“[T]he allegation that the officers ‘beat the crap out of’ plaintiff was [not] too vague and conclusory to support a legally cognizable claim. The panel held that plaintiff’s use of a colloquial, shorthand phrase made plain that he was alleging … Continue reading
S.D.Cal.: If you’re suing over a SW issued on false allegations, somebody has to put the SW papers in the MSJ pleadings; nobody did, so denied
This is an excessive force and illegal search claim where plaintiff claimed her husband was unreasonable killed in violation of the Fourth Amendment and state law. It also included a claim that the search warrant was obtained by judicial deception. … Continue reading
Manuel v. City of Joliet: Pursuing a Claim Under the Fourth Amendment by Lynda Hercules Charleson, 5 Tex. A&M L. Rev. Arguendo 47 (2017). Abstract:
CA9: Ptf refused entry to house on a domestic call, and police broke in and tasered him; grant of QI reversed
Plaintiff refused entry to the police on a domestic call. They broke in and tasered him on the floor. The district court erred in granting qualified immunity to the officers. He refused entry, which was his right, and this case … Continue reading
M.D.Ala.: Ordering man to crawl out of hotel room before entry was reasonable where officer had arrest warrants for occupant
Defendant was ordered out of a hotel room for officer safety by crawling out.

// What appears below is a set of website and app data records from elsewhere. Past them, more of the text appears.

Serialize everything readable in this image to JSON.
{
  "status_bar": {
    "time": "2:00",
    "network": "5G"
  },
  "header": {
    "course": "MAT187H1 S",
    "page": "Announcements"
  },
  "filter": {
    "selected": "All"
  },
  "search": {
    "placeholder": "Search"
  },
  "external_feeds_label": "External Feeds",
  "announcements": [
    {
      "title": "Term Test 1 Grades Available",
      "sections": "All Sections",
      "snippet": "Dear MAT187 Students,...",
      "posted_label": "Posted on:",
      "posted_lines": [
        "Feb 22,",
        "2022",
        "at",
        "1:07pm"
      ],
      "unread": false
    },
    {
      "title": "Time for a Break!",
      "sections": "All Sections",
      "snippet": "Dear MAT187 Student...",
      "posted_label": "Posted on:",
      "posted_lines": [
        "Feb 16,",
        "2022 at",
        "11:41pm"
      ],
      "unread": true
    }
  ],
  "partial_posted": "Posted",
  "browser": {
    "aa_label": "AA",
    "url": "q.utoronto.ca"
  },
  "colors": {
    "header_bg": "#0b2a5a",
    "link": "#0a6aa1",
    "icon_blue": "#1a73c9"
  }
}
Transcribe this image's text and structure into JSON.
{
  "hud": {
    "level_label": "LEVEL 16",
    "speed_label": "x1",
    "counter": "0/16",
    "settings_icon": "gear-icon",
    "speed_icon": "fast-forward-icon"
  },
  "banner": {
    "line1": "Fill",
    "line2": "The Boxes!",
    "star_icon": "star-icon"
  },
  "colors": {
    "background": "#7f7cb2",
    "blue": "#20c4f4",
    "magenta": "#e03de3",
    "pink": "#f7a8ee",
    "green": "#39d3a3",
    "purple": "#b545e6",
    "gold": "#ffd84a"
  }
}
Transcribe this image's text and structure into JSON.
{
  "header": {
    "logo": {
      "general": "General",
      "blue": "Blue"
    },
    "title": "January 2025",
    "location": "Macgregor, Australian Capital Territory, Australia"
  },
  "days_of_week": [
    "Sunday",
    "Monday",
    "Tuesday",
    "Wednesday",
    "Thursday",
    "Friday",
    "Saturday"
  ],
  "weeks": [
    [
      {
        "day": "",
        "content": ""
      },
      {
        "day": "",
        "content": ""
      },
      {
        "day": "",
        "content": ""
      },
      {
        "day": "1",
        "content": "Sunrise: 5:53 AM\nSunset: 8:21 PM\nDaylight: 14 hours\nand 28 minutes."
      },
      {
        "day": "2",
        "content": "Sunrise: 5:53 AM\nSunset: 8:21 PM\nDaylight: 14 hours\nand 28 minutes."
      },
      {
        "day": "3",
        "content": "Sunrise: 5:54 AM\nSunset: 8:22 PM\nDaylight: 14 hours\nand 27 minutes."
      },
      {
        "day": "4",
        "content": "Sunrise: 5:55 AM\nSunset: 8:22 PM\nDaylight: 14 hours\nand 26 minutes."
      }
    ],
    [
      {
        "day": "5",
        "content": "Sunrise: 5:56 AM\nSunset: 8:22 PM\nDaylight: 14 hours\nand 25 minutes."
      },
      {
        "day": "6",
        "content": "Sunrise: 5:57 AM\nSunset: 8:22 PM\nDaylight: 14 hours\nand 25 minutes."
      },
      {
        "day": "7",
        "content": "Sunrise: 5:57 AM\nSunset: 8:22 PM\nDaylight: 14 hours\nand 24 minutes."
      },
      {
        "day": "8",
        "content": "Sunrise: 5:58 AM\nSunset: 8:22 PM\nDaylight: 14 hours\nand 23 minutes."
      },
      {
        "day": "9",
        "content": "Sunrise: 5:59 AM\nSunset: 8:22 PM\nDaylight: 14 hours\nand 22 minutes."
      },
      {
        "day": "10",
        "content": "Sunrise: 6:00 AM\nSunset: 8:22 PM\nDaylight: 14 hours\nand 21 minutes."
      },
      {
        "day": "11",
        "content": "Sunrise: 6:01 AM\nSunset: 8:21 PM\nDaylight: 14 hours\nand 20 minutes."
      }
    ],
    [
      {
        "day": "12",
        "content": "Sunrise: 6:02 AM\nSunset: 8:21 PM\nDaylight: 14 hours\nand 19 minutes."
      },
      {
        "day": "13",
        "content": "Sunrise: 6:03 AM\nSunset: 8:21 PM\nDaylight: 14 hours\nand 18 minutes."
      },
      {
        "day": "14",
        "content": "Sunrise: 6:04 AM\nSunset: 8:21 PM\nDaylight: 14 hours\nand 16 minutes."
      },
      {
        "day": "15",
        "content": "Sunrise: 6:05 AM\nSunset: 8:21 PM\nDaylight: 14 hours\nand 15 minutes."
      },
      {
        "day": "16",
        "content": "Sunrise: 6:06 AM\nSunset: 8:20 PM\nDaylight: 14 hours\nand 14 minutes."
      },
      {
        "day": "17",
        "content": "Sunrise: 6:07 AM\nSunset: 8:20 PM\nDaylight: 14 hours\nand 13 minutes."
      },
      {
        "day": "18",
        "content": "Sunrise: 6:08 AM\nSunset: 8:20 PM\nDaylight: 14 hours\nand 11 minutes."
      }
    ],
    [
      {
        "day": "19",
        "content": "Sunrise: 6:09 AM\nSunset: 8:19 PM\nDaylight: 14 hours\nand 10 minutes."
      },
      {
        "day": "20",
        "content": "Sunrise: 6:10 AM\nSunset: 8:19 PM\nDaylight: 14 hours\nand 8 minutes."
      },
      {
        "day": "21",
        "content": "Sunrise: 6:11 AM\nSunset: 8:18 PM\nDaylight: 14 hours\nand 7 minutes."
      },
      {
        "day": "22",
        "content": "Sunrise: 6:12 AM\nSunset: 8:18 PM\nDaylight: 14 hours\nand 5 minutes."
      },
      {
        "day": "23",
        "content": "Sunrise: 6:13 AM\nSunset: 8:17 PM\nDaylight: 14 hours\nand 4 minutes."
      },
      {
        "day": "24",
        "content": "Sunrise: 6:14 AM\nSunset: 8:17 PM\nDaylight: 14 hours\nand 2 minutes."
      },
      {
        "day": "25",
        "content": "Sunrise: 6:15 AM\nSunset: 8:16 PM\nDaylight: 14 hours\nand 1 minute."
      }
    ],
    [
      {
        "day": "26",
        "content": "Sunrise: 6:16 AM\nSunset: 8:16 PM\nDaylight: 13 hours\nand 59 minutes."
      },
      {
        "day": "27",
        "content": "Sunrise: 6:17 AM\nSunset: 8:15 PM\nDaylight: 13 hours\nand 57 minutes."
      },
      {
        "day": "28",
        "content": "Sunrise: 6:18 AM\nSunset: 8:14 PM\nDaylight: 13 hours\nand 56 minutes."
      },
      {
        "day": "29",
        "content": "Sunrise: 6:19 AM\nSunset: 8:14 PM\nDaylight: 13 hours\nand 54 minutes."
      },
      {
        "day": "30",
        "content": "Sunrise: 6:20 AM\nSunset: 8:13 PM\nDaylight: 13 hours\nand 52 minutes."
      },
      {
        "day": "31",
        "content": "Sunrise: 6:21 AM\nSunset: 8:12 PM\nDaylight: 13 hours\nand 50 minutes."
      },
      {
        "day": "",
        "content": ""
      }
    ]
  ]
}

Viewed as a Terry stop, it lacked reasonable suspicion [so why decide it?] but the officers were there with arrest warrants, and that was reasonable under … Continue reading